The motion for summary judgment was granted by Judge McQueen in a written order without further findings. Plaintiff filed a motion for rehearing, which was denied by Judge Geiger, who had been assigned the case following Judge McQueen's retirement.
• 1 Before proceeding to our analysis of plaintiff's contentions on appeal, we must consider initially defendant's motion to dismiss the appeal for lack of jurisdiction. Defendant maintains that Judge McQueen's written order granting his motion for summary judgment does not by its terms expressly enter judgment for any party and therefore cannot be considered to be a judgment. Although there is dated authority that an order granting a motion for summary judgment is not a judgment but merely a ruling that the party is entitled to a judgment (Dowling v. Jensen (1960), 28 Ill. App.2d 174, 171 N.E.2d 107), more recent and authoritative decisions hold that the finality of an order is not necessarily determined by its form (Wilkey v. Illinois Racing Board (1983), 96 Ill.2d 245, 249, 449 N.E.2d 843; Bates v. Ulrich (1976), 38 Ill. App.3d 203, 204, 347 N.E.2d 286), and a final judgment is a determination by the court on the issues presented by the pleadings which ascertains and fixes absolutely and finally the rights of the parties in the lawsuit (Flores v. Dugan (1982), 91 Ill.2d 108, 112, 435 N.E.2d 480). The written order here granted defendant's motion for summary judgment, and there is nothing in the record to otherwise indicate anything but a final judgment for defendant. Defendant's motion to dismiss the appeal is denied.
• 2 It is plaintiff's position that the trial court improperly granted summary judgment for defendant. He argues that there are genuine issues of material fact presented in the record which preclude summary judgment. It is well settled that a reviewing court must reverse an order granting summary judgment if it is determined that a material question of fact does exist. (Econo Lease, Inc. v. Noffsinger (1976), 63 Ill.2d 390, 393, 349 N.E.2d 1.) Because summary judgment is such a drastic method of disposing of a case, it should not be employed unless the right of the moving party is free from doubt, and the affidavits and depositions are to be construed against the moving party. Murphy v. Urso (1981), 88 Ill.2d 444, 464, 430 N.E.2d 1079.
• 3 We first address the slander count. In Illinois, under the common law, four classes of words, if falsely communicated, give rise to a cause of action for defamation without a showing of special damages.
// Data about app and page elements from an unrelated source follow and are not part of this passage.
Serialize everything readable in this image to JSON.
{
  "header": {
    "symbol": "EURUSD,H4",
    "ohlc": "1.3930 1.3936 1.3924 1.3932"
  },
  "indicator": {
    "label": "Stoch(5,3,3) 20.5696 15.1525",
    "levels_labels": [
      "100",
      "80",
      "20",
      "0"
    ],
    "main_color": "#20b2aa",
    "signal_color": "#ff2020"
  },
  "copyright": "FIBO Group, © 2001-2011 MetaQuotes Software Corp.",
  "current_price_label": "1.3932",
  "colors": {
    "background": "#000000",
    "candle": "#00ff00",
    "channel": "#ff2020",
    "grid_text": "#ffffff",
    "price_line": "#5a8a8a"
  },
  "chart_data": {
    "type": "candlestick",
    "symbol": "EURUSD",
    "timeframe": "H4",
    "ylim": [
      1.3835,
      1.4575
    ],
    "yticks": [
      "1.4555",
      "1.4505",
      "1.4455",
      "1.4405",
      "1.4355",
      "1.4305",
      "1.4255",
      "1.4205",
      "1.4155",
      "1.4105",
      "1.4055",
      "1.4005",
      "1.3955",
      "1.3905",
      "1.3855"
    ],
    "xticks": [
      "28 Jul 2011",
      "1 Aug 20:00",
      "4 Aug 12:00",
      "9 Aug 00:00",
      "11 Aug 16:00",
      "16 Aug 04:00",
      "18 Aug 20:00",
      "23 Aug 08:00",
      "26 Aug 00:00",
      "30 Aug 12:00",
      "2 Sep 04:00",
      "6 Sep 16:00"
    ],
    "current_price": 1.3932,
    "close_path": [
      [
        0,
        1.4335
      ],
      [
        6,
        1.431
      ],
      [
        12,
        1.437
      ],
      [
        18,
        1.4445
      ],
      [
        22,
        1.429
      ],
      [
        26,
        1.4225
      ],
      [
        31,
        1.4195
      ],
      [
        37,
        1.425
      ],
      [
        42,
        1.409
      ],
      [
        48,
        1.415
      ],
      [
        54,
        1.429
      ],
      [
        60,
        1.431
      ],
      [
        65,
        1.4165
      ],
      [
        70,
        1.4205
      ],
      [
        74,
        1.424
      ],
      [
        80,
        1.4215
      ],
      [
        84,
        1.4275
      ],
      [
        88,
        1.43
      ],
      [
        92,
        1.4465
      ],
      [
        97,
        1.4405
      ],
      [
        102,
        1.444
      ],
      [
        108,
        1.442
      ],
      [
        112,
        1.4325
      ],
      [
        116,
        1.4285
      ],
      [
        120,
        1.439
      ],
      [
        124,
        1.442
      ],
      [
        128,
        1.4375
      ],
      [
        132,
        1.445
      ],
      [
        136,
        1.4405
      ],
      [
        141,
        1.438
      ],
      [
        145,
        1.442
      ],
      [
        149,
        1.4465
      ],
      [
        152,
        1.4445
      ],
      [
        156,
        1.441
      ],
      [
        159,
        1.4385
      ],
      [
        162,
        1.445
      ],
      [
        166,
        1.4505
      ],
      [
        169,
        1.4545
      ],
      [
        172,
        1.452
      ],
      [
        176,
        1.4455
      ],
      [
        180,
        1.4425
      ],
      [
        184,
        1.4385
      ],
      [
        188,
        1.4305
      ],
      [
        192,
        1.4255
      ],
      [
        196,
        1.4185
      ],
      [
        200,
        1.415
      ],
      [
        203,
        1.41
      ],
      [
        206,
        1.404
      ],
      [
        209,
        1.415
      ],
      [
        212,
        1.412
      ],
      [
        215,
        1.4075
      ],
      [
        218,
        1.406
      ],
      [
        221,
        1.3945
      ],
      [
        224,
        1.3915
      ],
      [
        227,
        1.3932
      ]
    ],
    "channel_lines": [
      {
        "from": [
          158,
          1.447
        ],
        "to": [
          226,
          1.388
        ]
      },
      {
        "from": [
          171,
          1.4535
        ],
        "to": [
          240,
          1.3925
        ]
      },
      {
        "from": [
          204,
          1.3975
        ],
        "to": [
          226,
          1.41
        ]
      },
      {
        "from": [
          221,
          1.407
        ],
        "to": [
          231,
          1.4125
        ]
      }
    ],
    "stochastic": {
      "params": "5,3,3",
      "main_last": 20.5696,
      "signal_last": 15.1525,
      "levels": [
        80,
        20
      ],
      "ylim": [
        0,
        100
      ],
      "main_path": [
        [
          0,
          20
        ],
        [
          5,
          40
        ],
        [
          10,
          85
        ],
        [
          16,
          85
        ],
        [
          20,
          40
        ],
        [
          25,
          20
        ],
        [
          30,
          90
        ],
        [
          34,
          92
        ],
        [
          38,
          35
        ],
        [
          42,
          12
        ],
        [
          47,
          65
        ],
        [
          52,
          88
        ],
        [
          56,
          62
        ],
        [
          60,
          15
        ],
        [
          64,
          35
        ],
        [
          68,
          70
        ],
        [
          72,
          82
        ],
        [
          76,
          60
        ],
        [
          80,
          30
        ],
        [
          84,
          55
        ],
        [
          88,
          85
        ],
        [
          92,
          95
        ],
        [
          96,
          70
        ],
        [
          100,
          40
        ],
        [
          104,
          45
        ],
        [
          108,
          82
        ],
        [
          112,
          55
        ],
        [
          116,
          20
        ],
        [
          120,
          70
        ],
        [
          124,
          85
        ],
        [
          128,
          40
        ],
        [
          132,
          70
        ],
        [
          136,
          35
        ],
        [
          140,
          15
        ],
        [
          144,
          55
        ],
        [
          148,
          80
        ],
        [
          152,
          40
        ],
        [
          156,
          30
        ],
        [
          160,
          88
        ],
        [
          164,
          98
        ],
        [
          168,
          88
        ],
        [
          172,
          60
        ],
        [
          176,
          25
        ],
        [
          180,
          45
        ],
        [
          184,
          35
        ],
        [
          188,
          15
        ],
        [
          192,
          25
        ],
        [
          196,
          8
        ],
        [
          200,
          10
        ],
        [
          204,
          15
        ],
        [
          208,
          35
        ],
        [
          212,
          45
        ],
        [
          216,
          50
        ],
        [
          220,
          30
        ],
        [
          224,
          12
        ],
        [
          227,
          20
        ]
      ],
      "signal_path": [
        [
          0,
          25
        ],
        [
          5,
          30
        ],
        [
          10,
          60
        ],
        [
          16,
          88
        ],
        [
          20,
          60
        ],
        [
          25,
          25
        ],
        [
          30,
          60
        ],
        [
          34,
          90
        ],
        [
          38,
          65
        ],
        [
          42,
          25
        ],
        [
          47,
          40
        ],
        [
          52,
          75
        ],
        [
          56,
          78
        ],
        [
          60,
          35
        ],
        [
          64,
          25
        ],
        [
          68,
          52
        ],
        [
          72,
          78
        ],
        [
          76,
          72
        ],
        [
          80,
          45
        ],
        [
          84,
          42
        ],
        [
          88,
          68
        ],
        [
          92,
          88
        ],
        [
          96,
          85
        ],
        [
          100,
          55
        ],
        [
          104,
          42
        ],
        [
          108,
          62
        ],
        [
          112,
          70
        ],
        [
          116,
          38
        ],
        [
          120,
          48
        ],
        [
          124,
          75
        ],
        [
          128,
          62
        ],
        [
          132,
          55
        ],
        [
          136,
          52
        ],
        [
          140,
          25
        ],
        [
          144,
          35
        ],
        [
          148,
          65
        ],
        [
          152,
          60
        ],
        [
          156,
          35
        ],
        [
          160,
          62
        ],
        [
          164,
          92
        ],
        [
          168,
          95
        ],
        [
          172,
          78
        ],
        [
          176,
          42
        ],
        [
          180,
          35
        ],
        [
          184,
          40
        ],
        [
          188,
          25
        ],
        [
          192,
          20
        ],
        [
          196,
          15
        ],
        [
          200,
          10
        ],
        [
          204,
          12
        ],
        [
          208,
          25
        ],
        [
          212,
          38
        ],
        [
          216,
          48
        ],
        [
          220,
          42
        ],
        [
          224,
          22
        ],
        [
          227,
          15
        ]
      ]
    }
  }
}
This is called slander or libel per se. They are:
"`1. Those imputing the commission of a criminal offense;
2. Those imputing infection with a communicable disease of any kind which, if true, would tend to ...